INSTRUCTIONS TO FOLLOW:
Every record shown below is to be output exactly.

Items from an interface collection
• • •
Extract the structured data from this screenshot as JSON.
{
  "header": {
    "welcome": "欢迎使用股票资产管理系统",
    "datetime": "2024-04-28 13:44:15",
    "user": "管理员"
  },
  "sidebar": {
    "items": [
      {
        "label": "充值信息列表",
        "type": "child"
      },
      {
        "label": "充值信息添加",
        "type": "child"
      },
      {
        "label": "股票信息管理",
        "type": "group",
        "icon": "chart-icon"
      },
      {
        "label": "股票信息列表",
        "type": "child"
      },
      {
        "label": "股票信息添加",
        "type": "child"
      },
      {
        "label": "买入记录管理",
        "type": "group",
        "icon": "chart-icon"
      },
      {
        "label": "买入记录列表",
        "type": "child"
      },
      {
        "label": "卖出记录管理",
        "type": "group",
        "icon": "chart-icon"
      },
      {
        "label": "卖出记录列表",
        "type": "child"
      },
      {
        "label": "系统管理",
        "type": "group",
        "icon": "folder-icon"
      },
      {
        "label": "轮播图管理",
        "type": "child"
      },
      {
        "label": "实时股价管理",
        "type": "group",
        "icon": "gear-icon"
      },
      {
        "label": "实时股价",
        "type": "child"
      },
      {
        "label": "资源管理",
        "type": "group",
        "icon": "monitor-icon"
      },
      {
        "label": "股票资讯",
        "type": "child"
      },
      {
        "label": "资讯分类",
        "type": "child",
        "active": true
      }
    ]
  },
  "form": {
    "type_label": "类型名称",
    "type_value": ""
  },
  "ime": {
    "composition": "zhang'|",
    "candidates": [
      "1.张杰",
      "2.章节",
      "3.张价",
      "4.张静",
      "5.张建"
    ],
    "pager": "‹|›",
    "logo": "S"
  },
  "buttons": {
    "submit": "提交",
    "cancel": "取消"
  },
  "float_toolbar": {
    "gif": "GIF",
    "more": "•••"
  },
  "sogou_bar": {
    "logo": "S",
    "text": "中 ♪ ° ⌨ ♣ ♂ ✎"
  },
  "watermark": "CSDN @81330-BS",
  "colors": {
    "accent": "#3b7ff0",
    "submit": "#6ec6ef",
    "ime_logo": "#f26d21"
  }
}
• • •
RESPONSE BELOW:
Extract the structured data from this screenshot as JSON.
{
  "header": {
    "welcome": "欢迎使用股票资产管理系统",
    "datetime": "2024-04-28 13:44:15",
    "user": "管理员"
  },
  "sidebar": {
    "items": [
      {
        "label": "充值信息列表",
        "type": "child"
      },
      {
        "label": "充值信息添加",
        "type": "child"
      },
      {
        "label": "股票信息管理",
        "type": "group",
        "icon": "chart-icon"
      },
      {
        "label": "股票信息列表",
        "type": "child"
      },
      {
        "label": "股票信息添加",
        "type": "child"
      },
      {
        "label": "买入记录管理",
        "type": "group",
        "icon": "chart-icon"
      },
      {
        "label": "买入记录列表",
        "type": "child"
      },
      {
        "label": "卖出记录管理",
        "type": "group",
        "icon": "chart-icon"
      },
      {
        "label": "卖出记录列表",
        "type": "child"
      },
      {
        "label": "系统管理",
        "type": "group",
        "icon": "folder-icon"
      },
      {
        "label": "轮播图管理",
        "type": "child"
      },
      {
        "label": "实时股价管理",
        "type": "group",
        "icon": "gear-icon"
      },
      {
        "label": "实时股价",
        "type": "child"
      },
      {
        "label": "资源管理",
        "type": "group",
        "icon": "monitor-icon"
      },
      {
        "label": "股票资讯",
        "type": "child"
      },
      {
        "label": "资讯分类",
        "type": "child",
        "active": true
      }
    ]
  },
  "form": {
    "type_label": "类型名称",
    "type_value": ""
  },
  "ime": {
    "composition": "zhang'|",
    "candidates": [
      "1.张杰",
      "2.章节",
      "3.张价",
      "4.张静",
      "5.张建"
    ],
    "pager": "‹|›",
    "logo": "S"
  },
  "buttons": {
    "submit": "提交",
    "cancel": "取消"
  },
  "float_toolbar": {
    "gif": "GIF",
    "more": "•••"
  },
  "sogou_bar": {
    "logo": "S",
    "text": "中 ♪ ° ⌨ ♣ ♂ ✎"
  },
  "watermark": "CSDN @81330-BS",
  "colors": {
    "accent": "#3b7ff0",
    "submit": "#6ec6ef",
    "ime_logo": "#f26d21"
  }
}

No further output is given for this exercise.